- Awareness of and appropriate responsiveness to the social and cultural diversity in their practice and ensuring cultural safety for rehabilitation consumers and workers from diverse linguistic and cultural backgrounds.
- Self-assurance and confidence in their knowledge, yet flexible, adaptable and aware of their limitations
Additionally, Australian students will have an understanding of and deep respect for Indigenous knowledge, culture and values.
Eligibility and requirements
Recommended background knowledge
Graduate level knowledge of the health care system and professional role consistent with a bachelor program in a health care science.
Core participation requirements
The University of Melbourne is committed to providing students with reasonable adjustments to assessment and participation under the Disability Standards for Education (2005), and the Assessment and Results Policy (MPF1326). Students are expected to meet the core participation requirements for their course. These can be viewed under Entry and Participation Requirements for the course outlines in the Handbook.
Further details on how to seek academic adjustments can be found on the Student Equity and Disability Support website: http://services.unimelb.edu.au/student-equity/home
- Contribution to online discussions throughout term, 10%
- Quizzes (online) 1 hr week 3, 20%
- Presentation 10 mins week 8, 10%
- Reflective portfolio 1,000 words due week 8, 20%
- Written assignment 1,500 words due week 9, 40%
Dates & times
- Term 2 - Online
Principal coordinator Margaret Sherburn Mode of delivery Online Contact hours Wholly online subject Total time commitment 170 hours Pre teaching start date 22 April 2019 Pre teaching requirements There is a one week pre-teaching period during which students can choose to: 1. View a video presentation of an overview of the subject, assessment requirements and student participation expectations 2. Engage with discussion board to meet their tutors and colleagues enrolled in the program 3 . Become familiar with the library by completing a small task that requires navigation of library resources and 4. Complete one online task, which will familiarise them with online learning requirements. This task can involve a quick quiz, reading a newspaper piece on a contemporary debate or reading a seminar paper on the subject. These activities serve to familiarise the students with the online learning environment and prepare the students for commencing their learning fully informed about the requirements of the subject. Teaching period 29 April 2019 to 23 June 2019 Last self-enrol date 23 April 2019 Census date 17 May 2019 Last date to withdraw without fail 7 June 2019 Assessment period ends 30 June 2019
Term 2 contact information
Melbourne School of Professional and Continuing Education
Phone: + 61 3 8344 0149
Monday to Friday 8am to 9pm AEST/AEDT. Weekends and University of Melbourne observed Public Holidays 10am to 5pm AEST/AEDT.

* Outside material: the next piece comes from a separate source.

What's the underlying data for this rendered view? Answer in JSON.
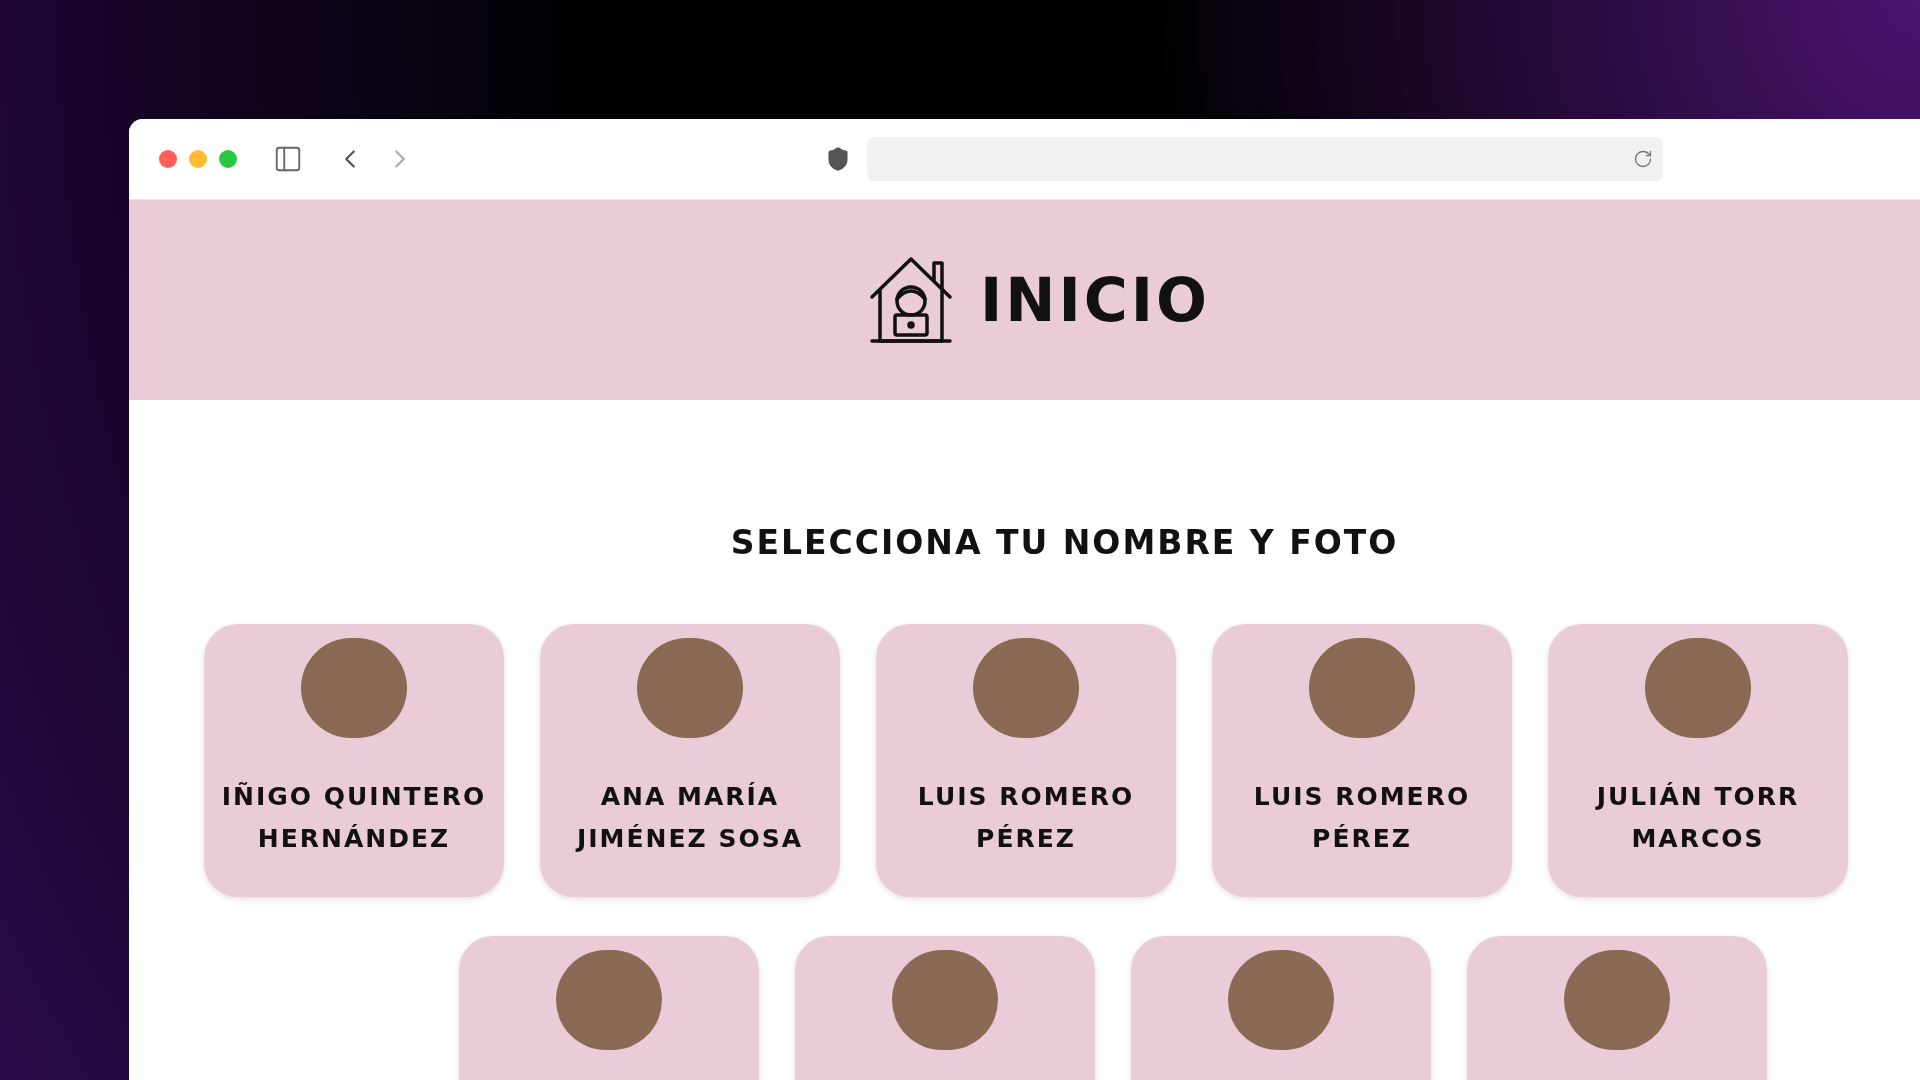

Time commitment details
Recommended texts and other resources
Students will have access to electronic copies of prescribed readings
- Subject notes
The running of this availability is subject to sufficient enrolment numbers.
- Related Handbook entries
- Available through the Community Access Program
About the Community Access Program (CAP)
This subject is available through the Community Access Program (also called Single Subject Studies) which allows you to enrol in single subjects offered by the University of Melbourne, without the commitment required to complete a whole degree.
Entry requirements including prerequisites may apply. Please refer to the CAP applications page for further information.